Peter Pan & Wendy May Break Disney's Streak of Bad Live-Action Remakes
Green Knight director David Lowery may help Disney find Neverland once again with an imaginative take on Peter Pan.
Second star to the right and straight on 'til morning... The straight-to-Disney+ debut of Disney’s Peter Pan remake is almost upon us.
Disney’s recent photorealistic reboots from its Golden Age, Silver Age, and Renaissance animation eras haven’t inspired much hope. Most have been dimly-lit storyboard-by-storyboard CGI rehashes of their far superior vibrant hand-drawn source material, like Pinocchio, Dumbo, and The Lion King, while others haven’t added anything fresh to their respective fairytales, like Mulan and Beauty and the Beast. Exceptions to the Disney remake curse have been far and few in the past five years, and lifeless trailers for this summer’s Little Mermaid live-action redux haven’t exactly helped to rouse would-be audiences or sway critics.
But a trailer for Peter Pan & Wendy that dropped Tuesday may signal a shift in the tide. Directed by David Lowery, who is best known for directing and scribing the epic medieval fantasy film The Green Knight, this remake finally looks promising. While great movie trailers don’t always equate to great movies, Peter Pan & Wendy offers exciting teases into a diverse cast, a more robust characterization of Wendy (Ever Gabo Anderson) and Tiger Lily (Alyssa Wapanatâhk), and an unrecognizable Jude Law as Captain Hook.
Though the film won’t be screened in theaters, it certainly looks cinematic in the trailer, offering sweeping, detailed views of Neverland, glimmering mermaids, elaborate set designs, and some impressive shots in London.

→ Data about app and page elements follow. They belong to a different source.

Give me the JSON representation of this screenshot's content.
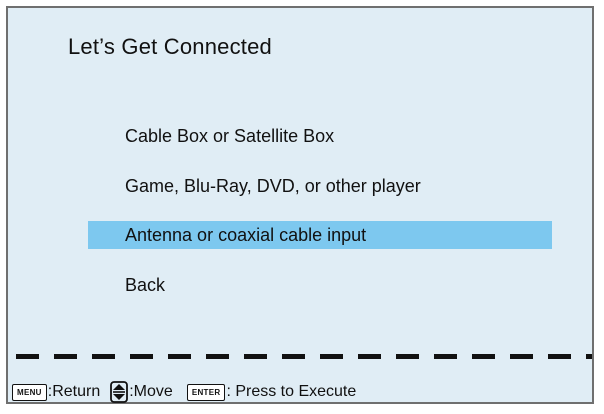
{
  "title": "Let’s Get Connected",
  "menu": {
    "items": [
      {
        "label": "Cable Box or Satellite Box"
      },
      {
        "label": "Game, Blu-Ray, DVD, or other player"
      },
      {
        "label": "Antenna or coaxial cable input"
      },
      {
        "label": "Back"
      }
    ],
    "selected_index": 2
  },
  "footer": {
    "menu_key": "MENU",
    "return_label": ":Return",
    "move_label": ":Move",
    "enter_key": "ENTER",
    "execute_label": ": Press to Execute"
  },
  "colors": {
    "background": "#e0edf5",
    "highlight": "#7dc8ef"
  },
  "icons": {
    "move": "up-down-arrow-icon"
  }
}
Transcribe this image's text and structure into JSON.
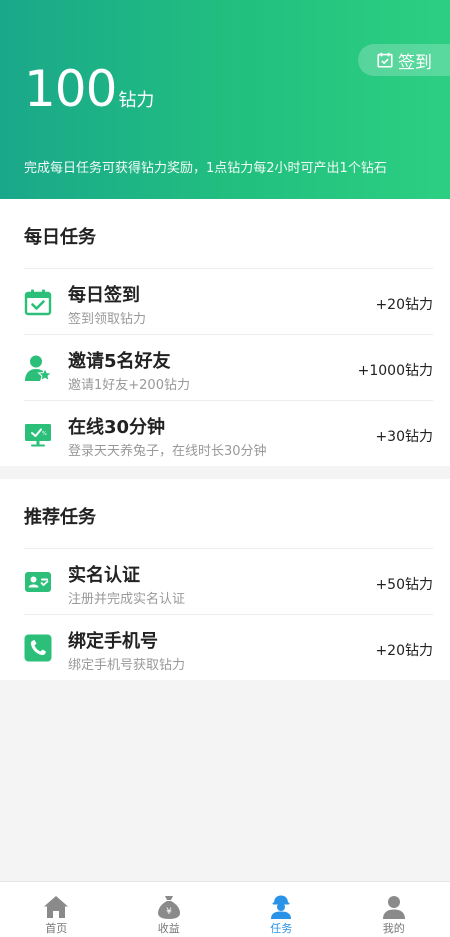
{
  "header": {
    "checkin_label": "签到",
    "points_value": "100",
    "points_unit": "钻力",
    "description": "完成每日任务可获得钻力奖励，1点钻力每2小时可产出1个钻石"
  },
  "daily": {
    "title": "每日任务",
    "tasks": [
      {
        "title": "每日签到",
        "subtitle": "签到领取钻力",
        "reward": "+20钻力",
        "icon": "calendar-check-icon"
      },
      {
        "title": "邀请5名好友",
        "subtitle": "邀请1好友+200钻力",
        "reward": "+1000钻力",
        "icon": "user-star-icon"
      },
      {
        "title": "在线30分钟",
        "subtitle": "登录天天养兔子，在线时长30分钟",
        "reward": "+30钻力",
        "icon": "monitor-icon"
      }
    ]
  },
  "recommended": {
    "title": "推荐任务",
    "tasks": [
      {
        "title": "实名认证",
        "subtitle": "注册并完成实名认证",
        "reward": "+50钻力",
        "icon": "id-card-icon"
      },
      {
        "title": "绑定手机号",
        "subtitle": "绑定手机号获取钻力",
        "reward": "+20钻力",
        "icon": "phone-icon"
      }
    ]
  },
  "tabbar": {
    "items": [
      {
        "label": "首页",
        "icon": "home-icon",
        "active": false
      },
      {
        "label": "收益",
        "icon": "money-bag-icon",
        "active": false
      },
      {
        "label": "任务",
        "icon": "worker-icon",
        "active": true
      },
      {
        "label": "我的",
        "icon": "profile-icon",
        "active": false
      }
    ]
  },
  "colors": {
    "brand_green": "#22c07f",
    "icon_green": "#2cbf7a",
    "active_blue": "#2a93e8",
    "inactive_gray": "#8a8a8a"
  }
}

Peter Pan & Wendy’s (seemingly) sepia, earthy-toned aesthetics are reminiscent of Lowery’s The Green Knight, as well as the filmmaker’s first live-action remake for Disney, 2016’s highly underrated and thoroughly enchanting Pete’s Dragon.
Peter Pan & Wendy may be based on Disney’s 1953 animated film Peter Pan and the 1904 play Peter Pan; or, the Boy Who Wouldn’t Group Up by J.M. Barrie, but it does appear that Lowery’s Peter Pan & Wendy screenplay (which he penned along with his Pete’s Dragon co-writer Toby Halbrooks) is taking creative risks with the IP. Sure, iconic scenes like Wendy and her siblings taking a leap of faith with Peter atop Big Ben made the cut, but so too do wholly original scenes showcasing the origins of some of the fairytale’s characters. (Plus, there are girls in The Lost Boys!)
Lowery may bring the movie magic that Disney needs to lift its own self-inflicted remake curse.
Peter Pan & Wendy soars to Disney+ on April 28.